#### [EXERCISE DETAILS]
Give the number of lines in the records below that include "Ctrl". Reply with that number alone.

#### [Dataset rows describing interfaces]
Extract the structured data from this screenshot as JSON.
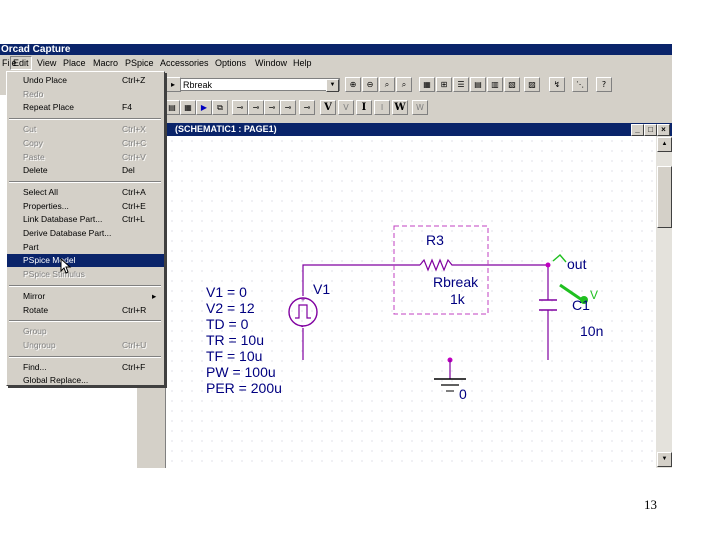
{
  "app": {
    "title": "Orcad Capture"
  },
  "menubar": [
    "File",
    "Edit",
    "View",
    "Place",
    "Macro",
    "PSpice",
    "Accessories",
    "Options",
    "Window",
    "Help"
  ],
  "toolbar": {
    "part_combo_value": "Rbreak",
    "row1_icons": [
      "zoom-in-icon",
      "zoom-out-icon",
      "zoom-area-icon",
      "zoom-all-icon",
      "annotate-icon",
      "backannotate-icon",
      "drc-icon",
      "netlist-icon",
      "crossref-icon",
      "bom-icon",
      "project-manager-icon",
      "help-icon"
    ],
    "row2_icons": [
      "new-sim-profile-icon",
      "edit-sim-profile-icon",
      "run-icon",
      "view-sim-results-icon",
      "marker-voltage-icon",
      "marker-voltage-diff-icon",
      "marker-current-icon",
      "marker-power-icon",
      "bias-v-icon",
      "bias-v-toggle-icon",
      "bias-i-icon",
      "bias-i-toggle-icon",
      "bias-w-icon",
      "bias-w-toggle-icon"
    ],
    "row2_glyphs": {
      "v": "V",
      "i": "I",
      "w": "W"
    }
  },
  "schematic_window": {
    "title": "(SCHEMATIC1 : PAGE1)"
  },
  "edit_menu": [
    {
      "label": "Undo Place",
      "shortcut": "Ctrl+Z",
      "disabled": false
    },
    {
      "label": "Redo",
      "shortcut": "",
      "disabled": true
    },
    {
      "label": "Repeat Place",
      "shortcut": "F4",
      "disabled": false
    },
    {
      "sep": true
    },
    {
      "label": "Cut",
      "shortcut": "Ctrl+X",
      "disabled": true
    },
    {
      "label": "Copy",
      "shortcut": "Ctrl+C",
      "disabled": true
    },
    {
      "label": "Paste",
      "shortcut": "Ctrl+V",
      "disabled": true
    },
    {
      "label": "Delete",
      "shortcut": "Del",
      "disabled": false
    },
    {
      "sep": true
    },
    {
      "label": "Select All",
      "shortcut": "Ctrl+A",
      "disabled": false
    },
    {
      "label": "Properties...",
      "shortcut": "Ctrl+E",
      "disabled": false
    },
    {
      "label": "Link Database Part...",
      "shortcut": "Ctrl+L",
      "disabled": false
    },
    {
      "label": "Derive Database Part...",
      "shortcut": "",
      "disabled": false
    },
    {
      "label": "Part",
      "shortcut": "",
      "disabled": false
    },
    {
      "label": "PSpice Model",
      "shortcut": "",
      "disabled": false,
      "selected": true
    },
    {
      "label": "PSpice Stimulus",
      "shortcut": "",
      "disabled": true
    },
    {
      "sep": true
    },
    {
      "label": "Mirror",
      "shortcut": "",
      "disabled": false,
      "submenu": true
    },
    {
      "label": "Rotate",
      "shortcut": "Ctrl+R",
      "disabled": false
    },
    {
      "sep": true
    },
    {
      "label": "Group",
      "shortcut": "",
      "disabled": true
    },
    {
      "label": "Ungroup",
      "shortcut": "Ctrl+U",
      "disabled": true
    },
    {
      "sep": true
    },
    {
      "label": "Find...",
      "shortcut": "Ctrl+F",
      "disabled": false
    },
    {
      "label": "Global Replace...",
      "shortcut": "",
      "disabled": false
    }
  ],
  "schematic": {
    "source_params": [
      "V1 = 0",
      "V2 = 12",
      "TD = 0",
      "TR = 10u",
      "TF = 10u",
      "PW = 100u",
      "PER = 200u"
    ],
    "source_ref": "V1",
    "resistor_ref": "R3",
    "resistor_model": "Rbreak",
    "resistor_value": "1k",
    "cap_ref": "C1",
    "cap_value": "10n",
    "net_label": "out",
    "probe_label": "V",
    "ground_label": "0",
    "colors": {
      "wire": "#8000a0",
      "part": "#8000a0",
      "text": "#0000c0",
      "box": "#c040c0",
      "probe": "#20c020",
      "label": "#0000a0"
    }
  },
  "page_number": "13"
}
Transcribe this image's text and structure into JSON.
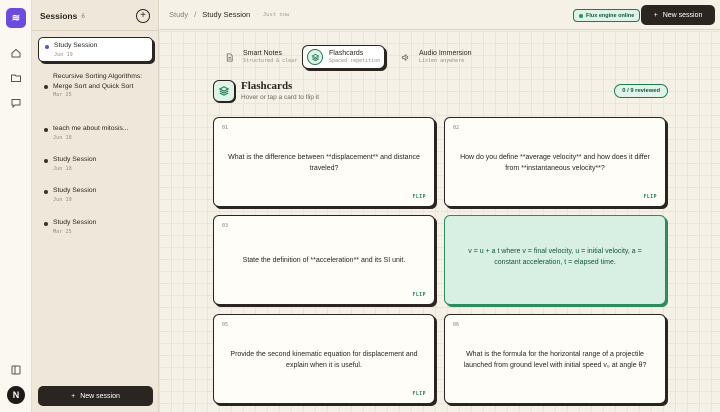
{
  "rail": {
    "logo": "≋",
    "avatar": "N"
  },
  "sessions": {
    "title": "Sessions",
    "count": "6",
    "items": [
      {
        "name": "Study Session",
        "date": "Jun 19"
      },
      {
        "name": "Recursive Sorting Algorithms: Merge Sort and Quick Sort",
        "date": "Mar 25"
      },
      {
        "name": "teach me about mitosis...",
        "date": "Jun 18"
      },
      {
        "name": "Study Session",
        "date": "Jun 18"
      },
      {
        "name": "Study Session",
        "date": "Jun 19"
      },
      {
        "name": "Study Session",
        "date": "Mar 25"
      }
    ],
    "new_label": "New session"
  },
  "header": {
    "crumb_root": "Study",
    "crumb_sep": "/",
    "crumb_current": "Study Session",
    "crumb_time": "· Just now",
    "engine_status": "Flux engine online",
    "new_label": "New session"
  },
  "tabs": [
    {
      "label": "Smart Notes",
      "sub": "Structured & clear"
    },
    {
      "label": "Flashcards",
      "sub": "Spaced repetition"
    },
    {
      "label": "Audio Immersion",
      "sub": "Listen anywhere"
    }
  ],
  "flashcards": {
    "title": "Flashcards",
    "subtitle": "Hover or tap a card to flip it",
    "reviewed": "0 / 9 reviewed",
    "flip_label": "FLIP",
    "cards": [
      {
        "num": "01",
        "text": "What is the difference between **displacement** and distance traveled?"
      },
      {
        "num": "02",
        "text": "How do you define **average velocity** and how does it differ from **instantaneous velocity**?"
      },
      {
        "num": "03",
        "text": "State the definition of **acceleration** and its SI unit."
      },
      {
        "num": "04",
        "text": "v = u + a t where v = final velocity, u = initial velocity, a = constant acceleration, t = elapsed time."
      },
      {
        "num": "05",
        "text": "Provide the second kinematic equation for displacement and explain when it is useful."
      },
      {
        "num": "06",
        "text": "What is the formula for the horizontal range of a projectile launched from ground level with initial speed v₀ at angle θ?"
      }
    ]
  },
  "colors": {
    "accent": "#6c4be0",
    "green": "#1f7a52",
    "dark": "#2a2520"
  }
}
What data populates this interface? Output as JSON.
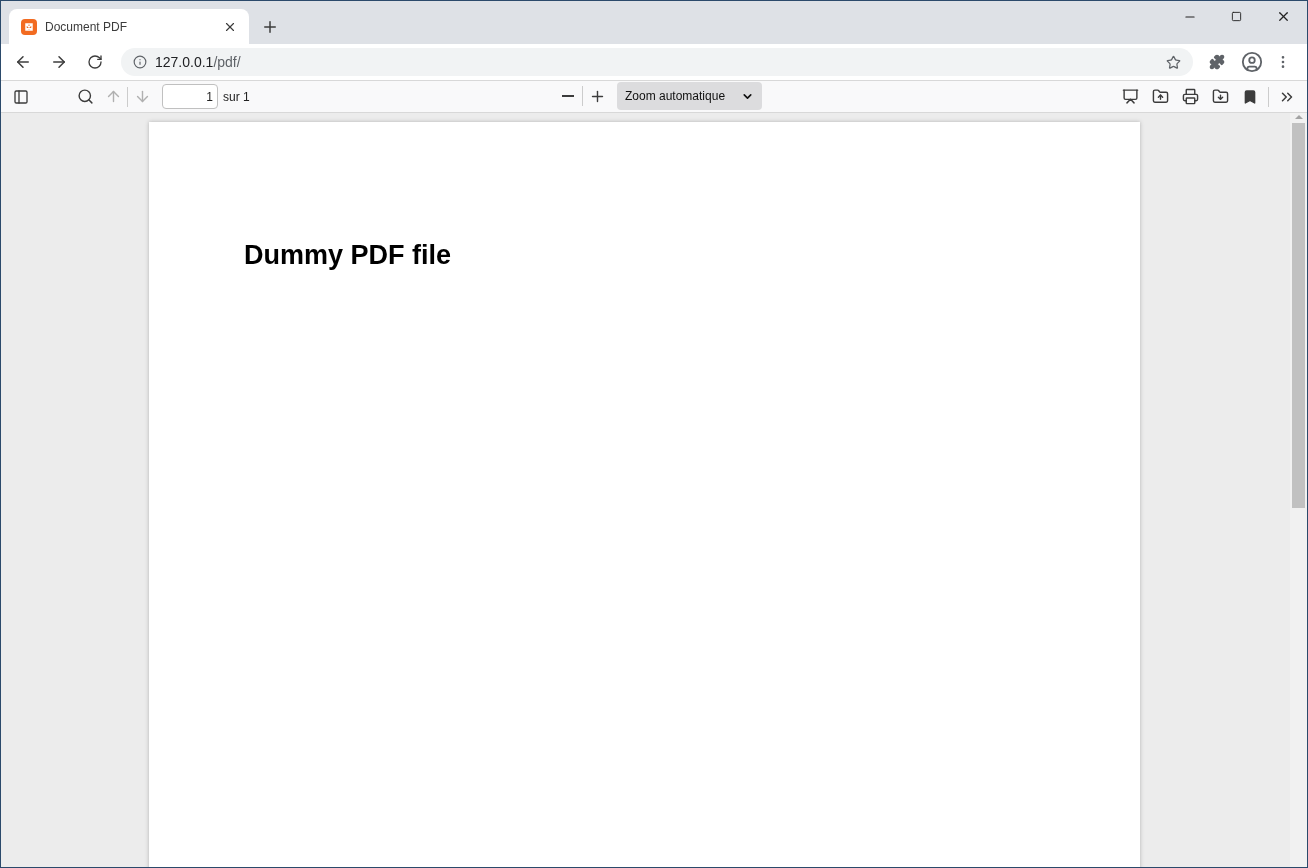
{
  "tabs": [
    {
      "title": "Document PDF",
      "selected": true
    }
  ],
  "address_bar": {
    "host": "127.0.0.1",
    "path": "/pdf/"
  },
  "pdf_toolbar": {
    "previous_disabled": true,
    "next_disabled": true,
    "page_number": "1",
    "page_count": "sur 1",
    "zoom": "Zoom automatique"
  },
  "document": {
    "heading": "Dummy PDF file"
  }
}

#### [EXERCISE RESPONSE]
10